Records excerpted from a collection
####
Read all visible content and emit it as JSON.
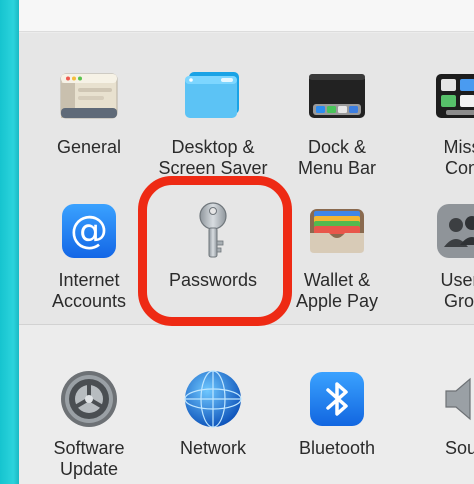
{
  "panes_row1": [
    {
      "id": "general",
      "label": "General",
      "icon": "general-icon"
    },
    {
      "id": "desktop",
      "label": "Desktop &\nScreen Saver",
      "icon": "desktop-screen-saver-icon"
    },
    {
      "id": "dock",
      "label": "Dock &\nMenu Bar",
      "icon": "dock-menu-bar-icon"
    },
    {
      "id": "mission",
      "label": "Missi\nCont",
      "icon": "mission-control-icon"
    }
  ],
  "panes_row2": [
    {
      "id": "internet",
      "label": "Internet\nAccounts",
      "icon": "internet-accounts-icon",
      "glyph": "@"
    },
    {
      "id": "passwords",
      "label": "Passwords",
      "icon": "key-icon"
    },
    {
      "id": "wallet",
      "label": "Wallet &\nApple Pay",
      "icon": "wallet-icon"
    },
    {
      "id": "users",
      "label": "Users\nGrou",
      "icon": "users-groups-icon"
    }
  ],
  "panes_row3": [
    {
      "id": "software",
      "label": "Software\nUpdate",
      "icon": "software-update-gear-icon"
    },
    {
      "id": "network",
      "label": "Network",
      "icon": "network-globe-icon"
    },
    {
      "id": "bluetooth",
      "label": "Bluetooth",
      "icon": "bluetooth-icon"
    },
    {
      "id": "sound",
      "label": "Sour",
      "icon": "speaker-icon"
    }
  ],
  "colors": {
    "highlight": "#ee2a14",
    "accent_blue": "#1e7cf2"
  }
}
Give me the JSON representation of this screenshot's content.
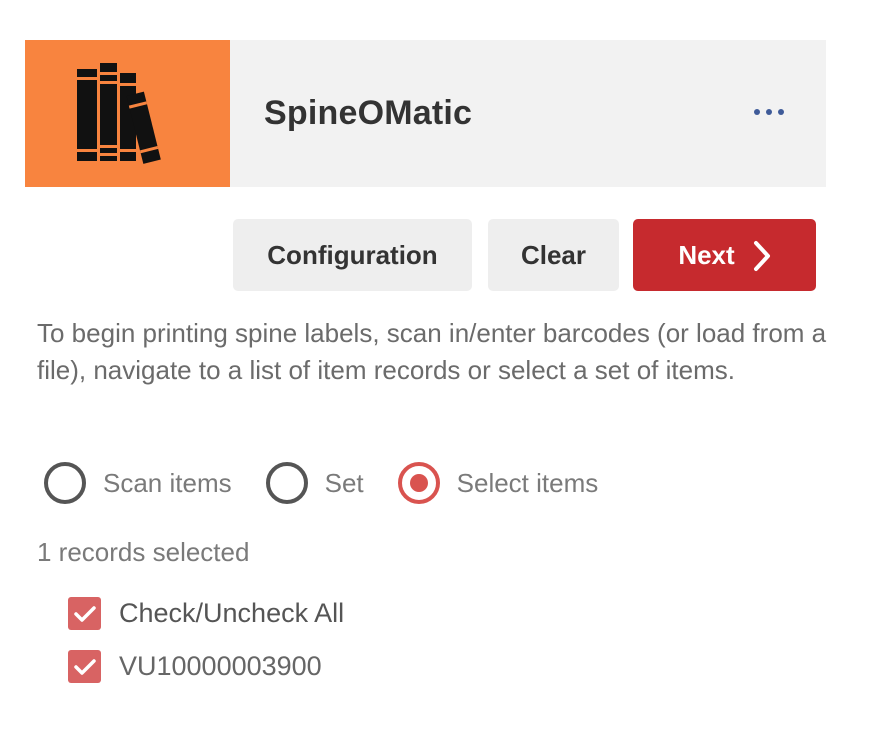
{
  "header": {
    "app_title": "SpineOMatic",
    "logo_icon": "books-icon",
    "more_icon": "more-horizontal-icon",
    "logo_color": "#f8843f"
  },
  "toolbar": {
    "configuration_label": "Configuration",
    "clear_label": "Clear",
    "next_label": "Next",
    "next_icon": "chevron-right-icon",
    "accent_color": "#c62a2e"
  },
  "intro_text": "To begin printing spine labels, scan in/enter barcodes (or load from a file), navigate to a list of item records or select a set of items.",
  "modes": [
    {
      "label": "Scan items",
      "selected": false
    },
    {
      "label": "Set",
      "selected": false
    },
    {
      "label": "Select items",
      "selected": true
    }
  ],
  "records_selected_text": "1 records selected",
  "check_all_label": "Check/Uncheck All",
  "items": [
    {
      "barcode": "VU10000003900",
      "checked": true
    }
  ]
}
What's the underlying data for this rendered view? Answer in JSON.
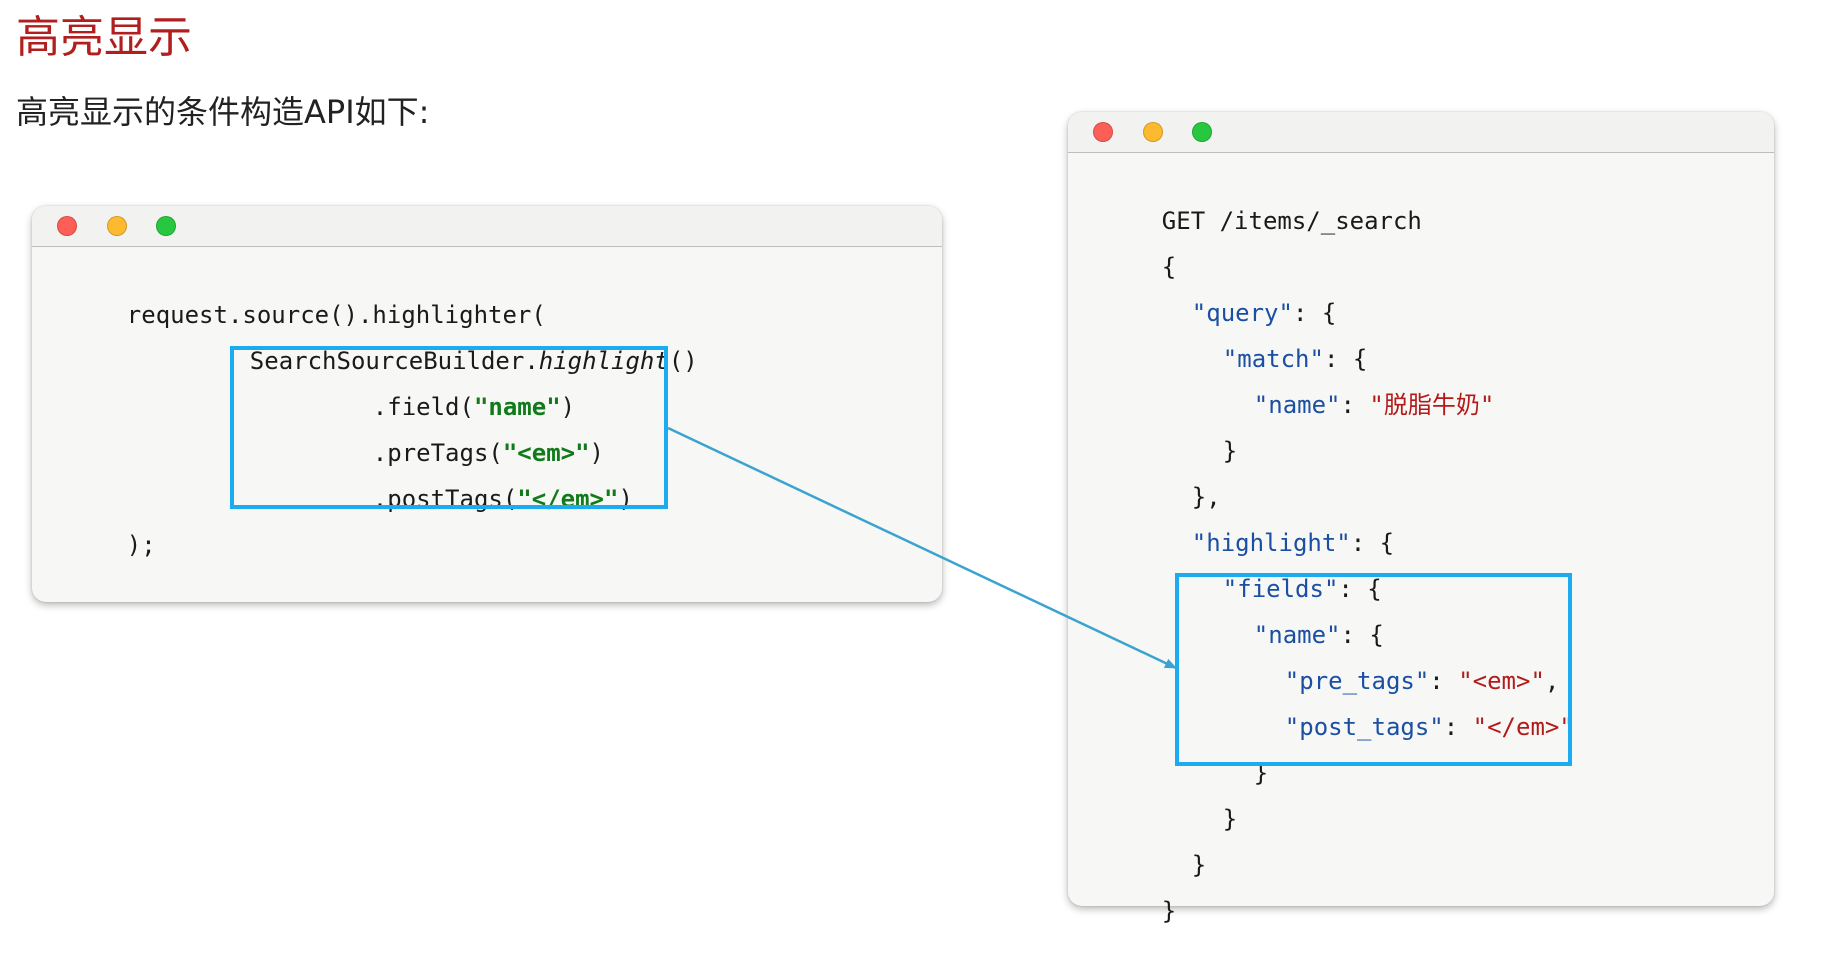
{
  "title": "高亮显示",
  "subtitle": "高亮显示的条件构造API如下:",
  "java_code": {
    "line1": "request.source().highlighter(",
    "line2_prefix": "SearchSourceBuilder.",
    "line2_method": "highlight",
    "line2_suffix": "()",
    "line3_prefix": ".field(",
    "line3_arg": "\"name\"",
    "line3_suffix": ")",
    "line4_prefix": ".preTags(",
    "line4_arg": "\"<em>\"",
    "line4_suffix": ")",
    "line5_prefix": ".postTags(",
    "line5_arg": "\"</em>\"",
    "line5_suffix": ")",
    "line6": ");"
  },
  "dsl_code": {
    "line1": "GET /items/_search",
    "open_brace": "{",
    "query_key": "\"query\"",
    "query_rest": ": {",
    "match_key": "\"match\"",
    "match_rest": ": {",
    "name_key": "\"name\"",
    "name_sep": ": ",
    "name_value": "\"脱脂牛奶\"",
    "close_brace": "}",
    "close_brace_comma": "},",
    "highlight_key": "\"highlight\"",
    "highlight_rest": ": {",
    "fields_key": "\"fields\"",
    "fields_rest": ": {",
    "field_name_key": "\"name\"",
    "field_name_rest": ": {",
    "pre_tags_key": "\"pre_tags\"",
    "pre_tags_sep": ": ",
    "pre_tags_value": "\"<em>\"",
    "pre_tags_comma": ",",
    "post_tags_key": "\"post_tags\"",
    "post_tags_sep": ": ",
    "post_tags_value": "\"</em>\""
  },
  "colors": {
    "title": "#b01e1e",
    "highlight_box": "#1aacee",
    "connector_arrow": "#3aa3cf",
    "java_string": "#117a1b",
    "json_key": "#1a4fa3",
    "json_string": "#b31a1a"
  }
}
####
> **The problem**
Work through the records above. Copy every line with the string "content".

> **Expected output**
Read all visible content and emit it as JSON.
Give me the JSON representation of this screenshot's content.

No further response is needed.